  3. Ketoconazole modulates the infectivity of Ichthyophonus sp. (Mesomycetozoa) in vivo in experimentally injected European sea bass.

    Science.gov (United States)

    Hontoria, Francisco; González, Ma Angeles; Sitjà-Bobadilla, Ariadna; Palenzuela, Oswaldo; Alvarez-Pellitero, Pilar

    2013-09-03

    In vitro studies have confirmed the inhibitory effect of the azol-derivative ketoconazole (KZ) on the growth of Ichthyophonus, an important pathogen causing epizootics in wild and cultured fish. We evaluated the effect of KZ in vivo in European sea bass Dicentrarchus labrax experimentally infected with the same Ichthyophonus isolate. Liposomes were used to vehiculate different doses of KZ to increase the effect on Ichthyophonus and lower the toxicity of the drug, and KZ toxicity was assessed in cultured sea bass juveniles. We also studied the effect of liposome-vehiculated KZ included in medicated food on ichthyophoniasis. KZ causes clear toxic effects in D. labrax juveniles at doses >80 mg kg-1, apparent in the reduced survival of fish and histological alterations to livers, kidneys and spleens. Fish injected with Ichthyophonus and treated with KZ dosages of ≤80 mg kg-1 d-1 presented lower ichthyophoniasis prevalence, fewer organs infected per fish, and fewer spores in the affected organs than the untreated fish. KZ seems to delay the onset of infection, but cannot stop further progression once established. However, this behaviour is not clearly reflected in the biometric and haematological data collected from these fish. We hypothesise that KZ's delaying effect would increase, if lower infective doses (more similar to natural situations) were used. The drug administration vehicle (liposomes vs. emulsions) did not affect the results. Our data confirm the potential utility of KZ in treating ichthyophoniasis and reveal its low toxicity for sea bass. Nevertheless, the optimal dose and appropriate application protocol remain to be determined.

  4. Experimental gonococcal infection in male volunteers: Cumulative experience with Neisseria gonorrhoeae strains FA1090 and MS11mkC

    Directory of Open Access Journals (Sweden)

    Marcia Metzgar Hobbs

    2011-05-01

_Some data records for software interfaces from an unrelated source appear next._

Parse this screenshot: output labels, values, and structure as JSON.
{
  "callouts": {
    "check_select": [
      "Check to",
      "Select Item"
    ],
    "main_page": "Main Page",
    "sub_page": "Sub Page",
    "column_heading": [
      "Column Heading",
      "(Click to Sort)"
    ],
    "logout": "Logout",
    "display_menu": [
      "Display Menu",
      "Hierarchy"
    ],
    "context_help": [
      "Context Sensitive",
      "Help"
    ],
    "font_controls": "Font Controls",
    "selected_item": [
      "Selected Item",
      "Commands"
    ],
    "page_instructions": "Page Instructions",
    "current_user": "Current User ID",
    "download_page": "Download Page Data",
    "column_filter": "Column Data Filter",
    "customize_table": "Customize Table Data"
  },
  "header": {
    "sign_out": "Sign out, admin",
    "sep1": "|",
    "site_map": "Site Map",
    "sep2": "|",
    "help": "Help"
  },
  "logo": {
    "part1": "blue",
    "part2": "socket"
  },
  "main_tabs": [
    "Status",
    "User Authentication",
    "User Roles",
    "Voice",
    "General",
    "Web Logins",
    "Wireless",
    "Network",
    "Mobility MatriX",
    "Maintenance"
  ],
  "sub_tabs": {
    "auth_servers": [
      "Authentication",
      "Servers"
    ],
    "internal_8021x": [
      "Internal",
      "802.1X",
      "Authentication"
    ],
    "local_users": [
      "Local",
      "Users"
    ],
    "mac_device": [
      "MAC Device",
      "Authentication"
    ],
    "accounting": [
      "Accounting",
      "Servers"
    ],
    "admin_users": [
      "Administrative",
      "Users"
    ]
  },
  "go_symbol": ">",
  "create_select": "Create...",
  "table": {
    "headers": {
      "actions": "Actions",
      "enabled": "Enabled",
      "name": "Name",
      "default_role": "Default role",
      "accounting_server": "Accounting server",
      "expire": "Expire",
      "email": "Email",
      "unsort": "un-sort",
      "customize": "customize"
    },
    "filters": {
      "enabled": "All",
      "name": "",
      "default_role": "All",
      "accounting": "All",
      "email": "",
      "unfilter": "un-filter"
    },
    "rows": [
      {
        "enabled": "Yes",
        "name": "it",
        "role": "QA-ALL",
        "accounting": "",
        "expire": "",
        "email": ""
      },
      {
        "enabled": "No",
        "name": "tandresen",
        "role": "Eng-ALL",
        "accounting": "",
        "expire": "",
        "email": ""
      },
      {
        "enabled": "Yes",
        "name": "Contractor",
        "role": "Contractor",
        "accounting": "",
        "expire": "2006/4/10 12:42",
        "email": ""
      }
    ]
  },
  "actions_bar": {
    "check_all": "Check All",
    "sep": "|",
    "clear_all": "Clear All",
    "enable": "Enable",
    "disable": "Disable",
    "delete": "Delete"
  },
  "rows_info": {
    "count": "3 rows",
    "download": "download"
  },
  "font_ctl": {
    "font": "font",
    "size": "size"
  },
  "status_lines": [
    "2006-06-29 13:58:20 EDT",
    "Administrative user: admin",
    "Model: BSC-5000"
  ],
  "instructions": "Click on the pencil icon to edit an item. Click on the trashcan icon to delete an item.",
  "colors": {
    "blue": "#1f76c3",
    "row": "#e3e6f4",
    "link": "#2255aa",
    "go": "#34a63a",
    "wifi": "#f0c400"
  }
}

    Full Text Available Experimental infection of male volunteers with Neisseria gonorrhoeae is safe and reproduces the clinical features of naturally acquired gonococcal urethritis. Human inoculation studies have helped define the natural history of experimental infection with two well-characterized strains of N. gonorrhoeae, FA1090 and MS11mkC. The human model has proved useful for testing the importance of putative gonococcal virulence factors for urethral infection in men. Studies with isogenic mutants have improved our understanding of the requirements for gonococcal LOS structures, pili, opacity proteins, IgA1 protease and the ability of infecting organisms to obtain iron from human transferrin and lactoferrin during uncomplicated urethritis. The model also presents opportunities to examine innate host immune responses that may be exploited or improved in development and testing of gonococcal vaccines. Here we review results to date with human experimental gonorrhea.

  5. Characteristics of non-cerebral coenurosis in tropical goats.

    Science.gov (United States)

    Christodoulopoulos, G; Kassab, A; Theodoropoulos, G

    2015-07-30

    The epidemiological, clinical, and biochemical profile of non-cerebral coenurosis in goats and the morphological characteristics of the responsible metacestodes (cysts) were examined in a cross-sectional survey of slaughtered goats